[Excerpts from an interface dataset]
---------------

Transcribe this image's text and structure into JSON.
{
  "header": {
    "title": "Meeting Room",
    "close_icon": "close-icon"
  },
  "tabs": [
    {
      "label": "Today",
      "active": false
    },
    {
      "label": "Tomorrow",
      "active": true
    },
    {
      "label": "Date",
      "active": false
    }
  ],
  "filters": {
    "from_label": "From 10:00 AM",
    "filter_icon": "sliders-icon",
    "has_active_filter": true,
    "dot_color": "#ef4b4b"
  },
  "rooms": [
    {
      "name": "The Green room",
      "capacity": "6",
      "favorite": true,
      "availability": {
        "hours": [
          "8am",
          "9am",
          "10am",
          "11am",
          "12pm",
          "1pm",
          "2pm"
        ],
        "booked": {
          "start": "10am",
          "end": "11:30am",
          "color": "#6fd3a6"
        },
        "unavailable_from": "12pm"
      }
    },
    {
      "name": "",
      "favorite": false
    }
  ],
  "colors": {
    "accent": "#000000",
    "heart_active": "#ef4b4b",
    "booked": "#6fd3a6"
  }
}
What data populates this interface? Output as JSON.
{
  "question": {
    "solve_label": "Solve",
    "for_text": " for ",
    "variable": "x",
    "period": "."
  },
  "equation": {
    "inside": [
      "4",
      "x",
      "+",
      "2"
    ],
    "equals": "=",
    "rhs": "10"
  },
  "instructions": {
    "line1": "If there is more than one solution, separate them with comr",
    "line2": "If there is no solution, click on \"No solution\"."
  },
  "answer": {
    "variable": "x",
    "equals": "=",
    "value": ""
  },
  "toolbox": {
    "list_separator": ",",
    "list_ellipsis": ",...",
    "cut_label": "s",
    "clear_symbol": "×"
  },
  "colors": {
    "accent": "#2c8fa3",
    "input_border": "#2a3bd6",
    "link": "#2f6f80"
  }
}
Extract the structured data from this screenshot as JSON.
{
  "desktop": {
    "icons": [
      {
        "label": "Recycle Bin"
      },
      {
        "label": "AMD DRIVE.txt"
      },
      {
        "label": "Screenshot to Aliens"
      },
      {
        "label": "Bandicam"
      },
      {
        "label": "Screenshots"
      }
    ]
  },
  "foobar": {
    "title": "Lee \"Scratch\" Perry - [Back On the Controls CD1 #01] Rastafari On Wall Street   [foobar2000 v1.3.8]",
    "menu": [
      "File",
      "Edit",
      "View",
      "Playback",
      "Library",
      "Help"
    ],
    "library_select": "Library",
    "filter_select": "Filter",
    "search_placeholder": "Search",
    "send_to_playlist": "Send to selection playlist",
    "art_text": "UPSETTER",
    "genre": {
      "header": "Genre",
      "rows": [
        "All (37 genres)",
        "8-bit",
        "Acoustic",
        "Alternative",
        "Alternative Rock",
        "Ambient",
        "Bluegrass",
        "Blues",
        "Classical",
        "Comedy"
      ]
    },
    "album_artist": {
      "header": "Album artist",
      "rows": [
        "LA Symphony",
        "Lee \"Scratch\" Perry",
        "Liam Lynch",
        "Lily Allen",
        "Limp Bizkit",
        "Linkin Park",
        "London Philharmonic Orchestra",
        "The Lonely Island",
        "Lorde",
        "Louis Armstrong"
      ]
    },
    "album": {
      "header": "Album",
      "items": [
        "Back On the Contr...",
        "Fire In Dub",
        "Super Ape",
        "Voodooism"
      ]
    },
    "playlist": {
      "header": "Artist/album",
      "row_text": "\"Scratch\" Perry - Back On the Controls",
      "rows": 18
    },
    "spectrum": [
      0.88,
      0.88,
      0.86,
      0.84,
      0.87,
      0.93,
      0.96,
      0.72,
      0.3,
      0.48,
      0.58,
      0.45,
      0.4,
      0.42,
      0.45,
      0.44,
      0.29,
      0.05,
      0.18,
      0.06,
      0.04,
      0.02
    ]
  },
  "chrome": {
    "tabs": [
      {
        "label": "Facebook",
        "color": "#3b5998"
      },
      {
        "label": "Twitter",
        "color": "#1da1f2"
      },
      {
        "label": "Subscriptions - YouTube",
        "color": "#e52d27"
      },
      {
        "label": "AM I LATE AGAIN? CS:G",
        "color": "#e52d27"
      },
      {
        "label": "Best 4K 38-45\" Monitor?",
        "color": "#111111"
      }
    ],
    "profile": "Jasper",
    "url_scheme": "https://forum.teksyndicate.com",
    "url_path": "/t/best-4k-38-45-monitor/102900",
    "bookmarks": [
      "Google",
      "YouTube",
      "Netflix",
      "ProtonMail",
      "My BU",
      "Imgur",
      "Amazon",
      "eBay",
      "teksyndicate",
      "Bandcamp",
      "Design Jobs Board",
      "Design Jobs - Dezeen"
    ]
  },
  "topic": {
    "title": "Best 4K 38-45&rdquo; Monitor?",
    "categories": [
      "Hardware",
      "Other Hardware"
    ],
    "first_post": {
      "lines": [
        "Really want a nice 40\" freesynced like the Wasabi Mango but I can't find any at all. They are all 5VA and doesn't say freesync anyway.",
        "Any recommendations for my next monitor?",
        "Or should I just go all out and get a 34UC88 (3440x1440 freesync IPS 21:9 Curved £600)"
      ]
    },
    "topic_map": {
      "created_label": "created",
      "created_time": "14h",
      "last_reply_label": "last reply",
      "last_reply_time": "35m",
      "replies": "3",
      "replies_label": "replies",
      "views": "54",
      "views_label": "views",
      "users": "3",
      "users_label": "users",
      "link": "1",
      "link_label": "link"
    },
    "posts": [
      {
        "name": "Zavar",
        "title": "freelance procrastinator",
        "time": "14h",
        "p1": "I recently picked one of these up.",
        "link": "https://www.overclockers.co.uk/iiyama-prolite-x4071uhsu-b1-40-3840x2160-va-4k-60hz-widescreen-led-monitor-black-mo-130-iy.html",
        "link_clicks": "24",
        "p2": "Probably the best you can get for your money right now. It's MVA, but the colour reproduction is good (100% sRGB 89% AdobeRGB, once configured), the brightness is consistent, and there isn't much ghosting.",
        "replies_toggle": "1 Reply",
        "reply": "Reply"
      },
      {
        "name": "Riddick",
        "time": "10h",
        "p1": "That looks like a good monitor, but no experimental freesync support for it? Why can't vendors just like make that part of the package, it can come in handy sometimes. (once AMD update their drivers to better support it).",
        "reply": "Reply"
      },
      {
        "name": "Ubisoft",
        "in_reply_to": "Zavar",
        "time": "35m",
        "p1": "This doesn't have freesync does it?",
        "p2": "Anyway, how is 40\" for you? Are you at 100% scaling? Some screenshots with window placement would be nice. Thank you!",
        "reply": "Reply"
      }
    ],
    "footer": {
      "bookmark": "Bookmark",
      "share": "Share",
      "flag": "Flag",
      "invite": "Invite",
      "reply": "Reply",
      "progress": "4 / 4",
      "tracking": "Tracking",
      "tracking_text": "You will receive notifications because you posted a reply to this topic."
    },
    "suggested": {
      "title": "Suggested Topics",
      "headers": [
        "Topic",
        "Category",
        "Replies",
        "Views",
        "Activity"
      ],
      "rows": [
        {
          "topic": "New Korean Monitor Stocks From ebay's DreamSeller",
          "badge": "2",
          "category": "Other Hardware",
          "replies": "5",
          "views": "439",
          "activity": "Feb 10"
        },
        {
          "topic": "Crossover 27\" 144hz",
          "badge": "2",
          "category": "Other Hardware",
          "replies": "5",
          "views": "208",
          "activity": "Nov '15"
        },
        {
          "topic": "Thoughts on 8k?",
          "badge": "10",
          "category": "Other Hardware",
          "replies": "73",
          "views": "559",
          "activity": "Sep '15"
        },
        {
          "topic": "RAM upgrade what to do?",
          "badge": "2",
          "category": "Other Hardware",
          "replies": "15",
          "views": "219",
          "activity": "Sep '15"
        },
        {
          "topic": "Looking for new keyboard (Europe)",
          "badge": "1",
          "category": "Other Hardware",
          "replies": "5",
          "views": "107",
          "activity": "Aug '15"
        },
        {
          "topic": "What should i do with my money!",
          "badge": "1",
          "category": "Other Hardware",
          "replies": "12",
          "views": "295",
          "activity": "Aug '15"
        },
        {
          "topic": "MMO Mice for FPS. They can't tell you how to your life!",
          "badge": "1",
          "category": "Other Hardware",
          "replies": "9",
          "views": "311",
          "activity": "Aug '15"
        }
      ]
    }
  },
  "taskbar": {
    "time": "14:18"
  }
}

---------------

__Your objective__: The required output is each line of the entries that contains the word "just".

__Exercise output__:
        "Or should I just go all out and get a 34UC88 (3440x1440 freesync IPS 21:9 Curved £600)"
        "p1": "That looks like a good monitor, but no experimental freesync support for it? Why can't vendors just like make that part of the package, it can come in handy sometimes. (once AMD update their drivers to better support it).",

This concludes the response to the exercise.